## Tricky thing on mutual independence

If a set of random variables $X_1, ..., X_n$ are mutually independent, then it implies that they are pairwise independent. However, it is NOT the other way around! If everything is pairwise independent, it may not be the case that they are mutually independent. It is possible to find a counterexample.

## Counterexample

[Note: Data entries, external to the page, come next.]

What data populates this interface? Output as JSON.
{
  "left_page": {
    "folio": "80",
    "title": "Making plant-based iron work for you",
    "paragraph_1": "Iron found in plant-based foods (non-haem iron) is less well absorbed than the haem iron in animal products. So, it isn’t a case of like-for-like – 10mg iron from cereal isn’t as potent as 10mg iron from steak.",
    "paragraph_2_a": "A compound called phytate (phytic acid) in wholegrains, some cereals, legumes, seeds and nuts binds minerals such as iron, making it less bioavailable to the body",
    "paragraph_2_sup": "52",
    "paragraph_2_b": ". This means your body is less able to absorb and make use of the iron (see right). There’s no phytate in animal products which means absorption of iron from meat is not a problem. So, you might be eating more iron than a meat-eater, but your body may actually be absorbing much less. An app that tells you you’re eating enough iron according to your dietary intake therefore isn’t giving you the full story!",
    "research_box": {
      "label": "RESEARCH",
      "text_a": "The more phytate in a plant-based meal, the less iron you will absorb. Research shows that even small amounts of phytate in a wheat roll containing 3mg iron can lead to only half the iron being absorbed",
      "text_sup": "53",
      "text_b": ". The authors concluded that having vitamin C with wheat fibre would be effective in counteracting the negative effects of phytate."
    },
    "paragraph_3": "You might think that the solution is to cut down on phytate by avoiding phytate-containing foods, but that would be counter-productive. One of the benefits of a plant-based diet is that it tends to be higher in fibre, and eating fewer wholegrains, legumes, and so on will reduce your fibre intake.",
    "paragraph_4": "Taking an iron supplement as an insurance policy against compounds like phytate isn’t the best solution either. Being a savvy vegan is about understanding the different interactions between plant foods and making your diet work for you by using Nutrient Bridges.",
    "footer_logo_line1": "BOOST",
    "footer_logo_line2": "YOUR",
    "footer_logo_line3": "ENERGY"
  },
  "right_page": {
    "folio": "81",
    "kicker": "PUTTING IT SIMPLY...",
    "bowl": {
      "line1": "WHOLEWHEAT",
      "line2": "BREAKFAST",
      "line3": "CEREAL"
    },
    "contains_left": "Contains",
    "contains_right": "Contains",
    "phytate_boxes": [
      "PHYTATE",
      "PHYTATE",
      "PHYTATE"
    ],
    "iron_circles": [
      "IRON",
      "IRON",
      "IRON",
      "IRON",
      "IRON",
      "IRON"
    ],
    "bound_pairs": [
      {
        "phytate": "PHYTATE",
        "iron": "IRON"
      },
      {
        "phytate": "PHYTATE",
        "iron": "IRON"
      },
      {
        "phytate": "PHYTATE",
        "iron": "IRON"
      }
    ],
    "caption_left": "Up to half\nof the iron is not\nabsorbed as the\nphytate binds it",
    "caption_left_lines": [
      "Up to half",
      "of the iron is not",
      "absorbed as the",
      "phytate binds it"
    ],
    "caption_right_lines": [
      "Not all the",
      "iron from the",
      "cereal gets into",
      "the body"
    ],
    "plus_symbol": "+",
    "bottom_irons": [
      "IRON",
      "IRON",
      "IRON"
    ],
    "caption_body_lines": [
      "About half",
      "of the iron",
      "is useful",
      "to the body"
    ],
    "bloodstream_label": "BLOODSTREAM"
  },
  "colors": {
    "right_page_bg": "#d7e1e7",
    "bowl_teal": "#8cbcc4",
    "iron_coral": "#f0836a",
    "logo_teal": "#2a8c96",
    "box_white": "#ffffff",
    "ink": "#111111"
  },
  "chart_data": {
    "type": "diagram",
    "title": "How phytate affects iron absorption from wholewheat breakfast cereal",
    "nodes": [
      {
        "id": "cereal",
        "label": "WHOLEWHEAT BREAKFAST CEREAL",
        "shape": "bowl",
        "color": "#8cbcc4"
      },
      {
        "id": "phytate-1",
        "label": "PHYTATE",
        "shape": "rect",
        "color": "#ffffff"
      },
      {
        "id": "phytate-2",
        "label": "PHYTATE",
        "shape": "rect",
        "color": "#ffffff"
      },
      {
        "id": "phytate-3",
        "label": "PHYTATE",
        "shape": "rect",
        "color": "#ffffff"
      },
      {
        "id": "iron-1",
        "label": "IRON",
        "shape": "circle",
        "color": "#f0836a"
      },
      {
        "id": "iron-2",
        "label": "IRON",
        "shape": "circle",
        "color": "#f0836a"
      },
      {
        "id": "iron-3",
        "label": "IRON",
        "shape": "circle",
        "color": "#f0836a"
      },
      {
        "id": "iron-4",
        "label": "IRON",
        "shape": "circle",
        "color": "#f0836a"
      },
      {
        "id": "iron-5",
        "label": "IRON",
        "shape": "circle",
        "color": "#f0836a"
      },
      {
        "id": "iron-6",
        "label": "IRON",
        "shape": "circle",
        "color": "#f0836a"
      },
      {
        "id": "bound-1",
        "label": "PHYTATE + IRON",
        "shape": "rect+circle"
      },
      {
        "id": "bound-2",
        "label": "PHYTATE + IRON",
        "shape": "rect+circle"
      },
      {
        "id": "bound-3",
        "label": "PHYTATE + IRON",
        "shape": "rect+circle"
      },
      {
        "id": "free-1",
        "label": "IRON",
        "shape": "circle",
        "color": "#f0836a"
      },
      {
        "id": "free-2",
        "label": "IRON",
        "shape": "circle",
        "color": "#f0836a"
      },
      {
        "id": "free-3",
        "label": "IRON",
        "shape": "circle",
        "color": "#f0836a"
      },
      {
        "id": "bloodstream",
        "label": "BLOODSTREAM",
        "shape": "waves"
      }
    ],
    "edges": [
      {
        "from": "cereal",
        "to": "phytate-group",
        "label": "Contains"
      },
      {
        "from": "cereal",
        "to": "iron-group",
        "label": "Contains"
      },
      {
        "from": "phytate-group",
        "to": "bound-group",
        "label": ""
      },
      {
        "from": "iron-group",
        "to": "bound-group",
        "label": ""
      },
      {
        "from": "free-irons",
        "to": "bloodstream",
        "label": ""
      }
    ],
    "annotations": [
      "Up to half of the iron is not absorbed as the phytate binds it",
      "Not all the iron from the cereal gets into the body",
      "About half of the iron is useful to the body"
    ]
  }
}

Consider the result of two coin flips. Let $X$ be “heads first” and $Y$ be “heads second” and $Z$ be “two heads or two tails”. Now, it is obvious that X and Y are independent. It is also true that $Z$ is independent of $X$, because regardless of the value of $X$, there is an equal chance for same result or different result, which is what $Z$ is looking for. Same logic holds for $Y$. However, it is not the case that $X, Y, Z$ are mutually independent. If we know that $X$ is true and $Y$ is true, then it is necessarily true that $Z$ is true. It’s like the XOR problem we talk about in the bayesian network section.

## Conditional independence

We talk about two events being `conditional independent`

if there is some event $\gamma$ that makes $\alpha, \beta$ independent (whereas they might be dependent otherwise). A good example is $\alpha =$ “AC turns on” and $\beta =$ “thermometer goes up” and $\gamma =$ “it gets hotter”. As mentioned in our discussion on graphical models, $\alpha, \beta$ are totally dependent on each other! However, they are united under a common cause (things get hotter), and therefore when we know $\gamma$, then $\alpha$ and $\beta$ don’t provide any more information to each other.